The 31st annual Farm Aid concert will be held this weekend in Bristow, Virginia. The concert – which is America’s “longest running concert for a cause” – always provides a stellar and diverse line-up of musicians. You can learn more about the concert by reading this piece written by Andrew Amelinckx; it appears in Modern Farmer.

Most of us know about the genesis of the Farm Aid organization. In response to the farm crisis in the early 1980s, musicians Willie Nelson, Neil Young and John Mellencamp organized the first Farm Aid concert in 1985, hoping to raise awareness about the loss of family farms. The concert and their work raised funds to keep farm families on the land. Musician Dave Matthews joined the Farm Aid Board of Directors in 2001. Since its inception, the Farm Aid organization has raised a whopping $48 million for family farmers. More importantly, perhaps, it has educated and connected a broad range of consumers to family farm issues. And not just Americans: people come from all over the world to celebrate small producers.

But FarmAid has also become a vital convening place for the “good food” movement: for those who seek to advance the work of family farmers. The organization’s work is helping to reshape America’s food system so that it reflects values including justice, diversity, democracy and sustainability. It encourages stronger connections between farmers and producers and supports local and regional food systems. You can read more about the issues Farm Aid engages in by visiting this page on the organization’s website.

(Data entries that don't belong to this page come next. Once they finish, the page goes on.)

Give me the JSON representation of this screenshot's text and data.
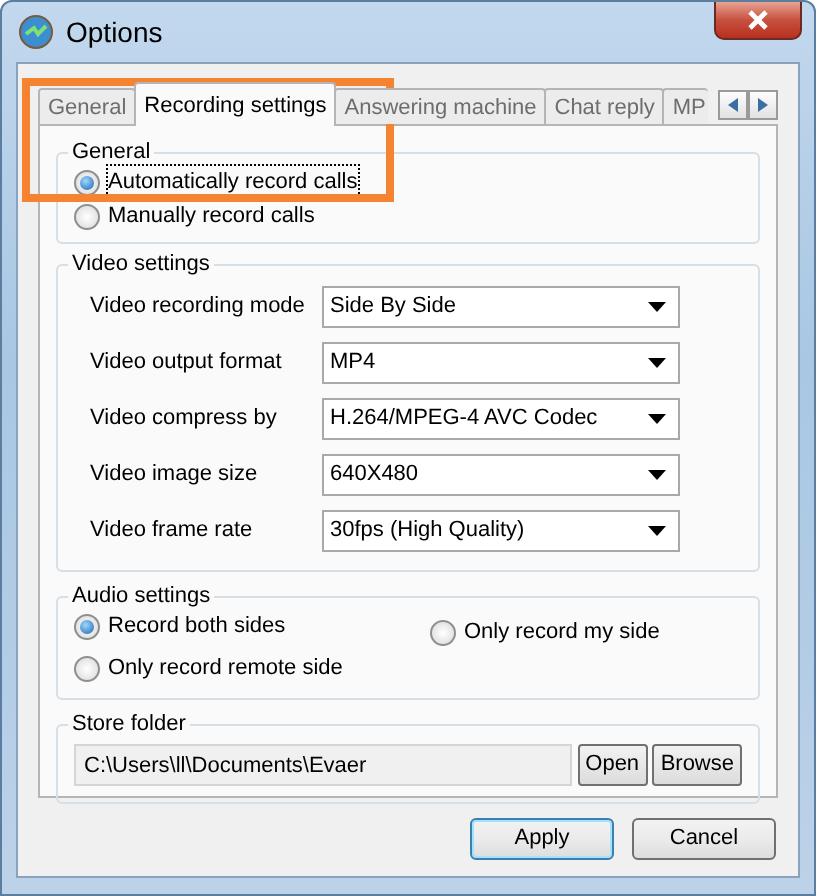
{
  "window": {
    "title": "Options"
  },
  "tabs": [
    {
      "label": "General",
      "selected": false
    },
    {
      "label": "Recording settings",
      "selected": true
    },
    {
      "label": "Answering machine",
      "selected": false
    },
    {
      "label": "Chat reply",
      "selected": false
    },
    {
      "label": "MP",
      "selected": false
    }
  ],
  "general": {
    "title": "General",
    "options": [
      {
        "label": "Automatically record calls",
        "selected": true,
        "focused": true
      },
      {
        "label": "Manually record calls",
        "selected": false,
        "focused": false
      }
    ]
  },
  "video_settings": {
    "title": "Video settings",
    "rows": [
      {
        "label": "Video recording mode",
        "value": "Side By Side"
      },
      {
        "label": "Video output format",
        "value": "MP4"
      },
      {
        "label": "Video compress by",
        "value": "H.264/MPEG-4 AVC Codec"
      },
      {
        "label": "Video image size",
        "value": "640X480"
      },
      {
        "label": "Video frame rate",
        "value": "30fps (High Quality)"
      }
    ]
  },
  "audio_settings": {
    "title": "Audio settings",
    "options": [
      {
        "label": "Record both sides",
        "selected": true
      },
      {
        "label": "Only record my side",
        "selected": false
      },
      {
        "label": "Only record remote side",
        "selected": false
      }
    ]
  },
  "store_folder": {
    "title": "Store folder",
    "path": "C:\\Users\\ll\\Documents\\Evaer",
    "buttons": [
      "Open",
      "Browse"
    ]
  },
  "buttons": [
    {
      "label": "Apply",
      "default": true
    },
    {
      "label": "Cancel",
      "default": false
    }
  ]
}
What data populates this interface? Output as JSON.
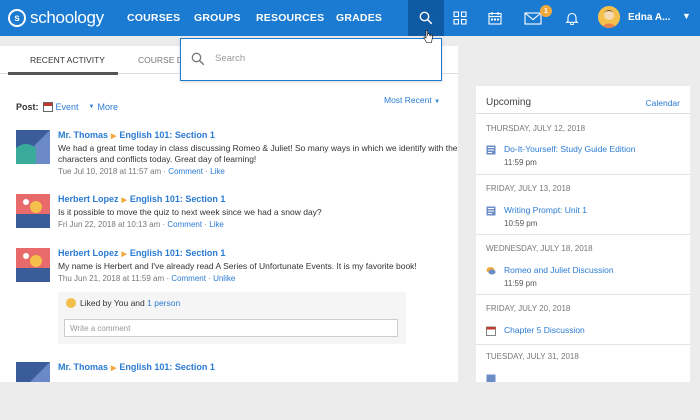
{
  "app": {
    "logo_text": "schoology",
    "logo_mark": "s"
  },
  "nav": {
    "links": [
      "COURSES",
      "GROUPS",
      "RESOURCES",
      "GRADES"
    ],
    "message_badge": "1",
    "user_name": "Edna A...",
    "icons": [
      "search-icon",
      "apps-grid-icon",
      "calendar-icon",
      "mail-icon",
      "bell-icon",
      "chevron-down-icon"
    ],
    "brand_color": "#1b7ad1"
  },
  "search": {
    "placeholder": "Search"
  },
  "tabs": {
    "recent_activity": "RECENT ACTIVITY",
    "course_dashboard": "COURSE DA"
  },
  "post": {
    "label": "Post:",
    "event": "Event",
    "more": "More",
    "sort": "Most Recent"
  },
  "feed": [
    {
      "author": "Mr. Thomas",
      "course": "English 101: Section 1",
      "text": "We had a great time today in class discussing Romeo & Juliet! So many ways in which we identify with the characters and conflicts today. Great day of learning!",
      "timestamp": "Tue Jul 10, 2018 at 11:57 am",
      "action_comment": "Comment",
      "action_like": "Like"
    },
    {
      "author": "Herbert Lopez",
      "course": "English 101: Section 1",
      "text": "Is it possible to move the quiz to next week since we had a snow day?",
      "timestamp": "Fri Jun 22, 2018 at 10:13 am",
      "action_comment": "Comment",
      "action_like": "Like"
    },
    {
      "author": "Herbert Lopez",
      "course": "English 101: Section 1",
      "text": "My name is Herbert and I've already read A Series of Unfortunate Events. It is my favorite book!",
      "timestamp": "Thu Jun 21, 2018 at 11:59 am",
      "action_comment": "Comment",
      "action_like": "Unlike"
    },
    {
      "author": "Mr. Thomas",
      "course": "English 101: Section 1",
      "text": "",
      "timestamp": "",
      "action_comment": "",
      "action_like": ""
    }
  ],
  "likes": {
    "text": "Liked by You and",
    "link": "1 person",
    "comment_placeholder": "Write a comment"
  },
  "upcoming": {
    "title": "Upcoming",
    "calendar_link": "Calendar",
    "days": [
      {
        "date": "THURSDAY, JULY 12, 2018",
        "event": "Do-It-Yourself: Study Guide Edition",
        "time": "11:59 pm",
        "icon": "assignment-icon"
      },
      {
        "date": "FRIDAY, JULY 13, 2018",
        "event": "Writing Prompt: Unit 1",
        "time": "10:59 pm",
        "icon": "assignment-icon"
      },
      {
        "date": "WEDNESDAY, JULY 18, 2018",
        "event": "Romeo and Juliet Discussion",
        "time": "11:59 pm",
        "icon": "discussion-icon"
      },
      {
        "date": "FRIDAY, JULY 20, 2018",
        "event": "Chapter 5 Discussion",
        "time": "",
        "icon": "event-icon"
      },
      {
        "date": "TUESDAY, JULY 31, 2018",
        "event": "",
        "time": "",
        "icon": "assignment-icon"
      }
    ]
  }
}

Per co-founder John Mellencamp:

“We all see what’s happening with agriculture, what’s happening to our small towns. They are going out of business. That’s a direct result of the farm problem. We’re still doing Farm Aid because it is contributing. It’s doing a job.

Musician Dave Matthews had this to say:

“What represents America? Certainly, I think that the family farm is a main ingredient of what made America.”


On Saturday September 17, the Farm Aid concert will live stream from 3 p.m. – 11 p.m. EDT. You can also watch the webcast on Farm Aid’s YouTube channel. This year the Farm Aid organization will also be streaming the concert on Facebook Live.


Editor’s Note: To learn more about the 1980s farm crisis, read our Q&A with Ricardo Salvador from the Union of Concerned Scientists. Also, you may wish to view this 2013 documentary produced by Iowa Public Television. The documentary is – in part – based on the 1990 book The Farm Debt Crisis of the 1980s, written by Iowa State University economist Neil Harl.

Last year I attended Farm Aid’s 30th anniversary concert in Chicago. Prior to the event I read a book that provided some context for the Farm Crisis. In “Methland: The Death and Life of an American Small Town,” author Nick Reding links the failure of small farms and the rise of “Big Ag” and “Big Pharma” with the methamphetamine drug crisis. Not a new book, but I had forgotten how many pages Reding devotes to analyzing and critiquing the consolidation of the food system and its impact on family farmers. #goodread


Related Reading:

Q&A with Shirley Sherrod

Notes from #FarmAid30

Picture Perfect: Audra Mulkern and the Female Farmer Project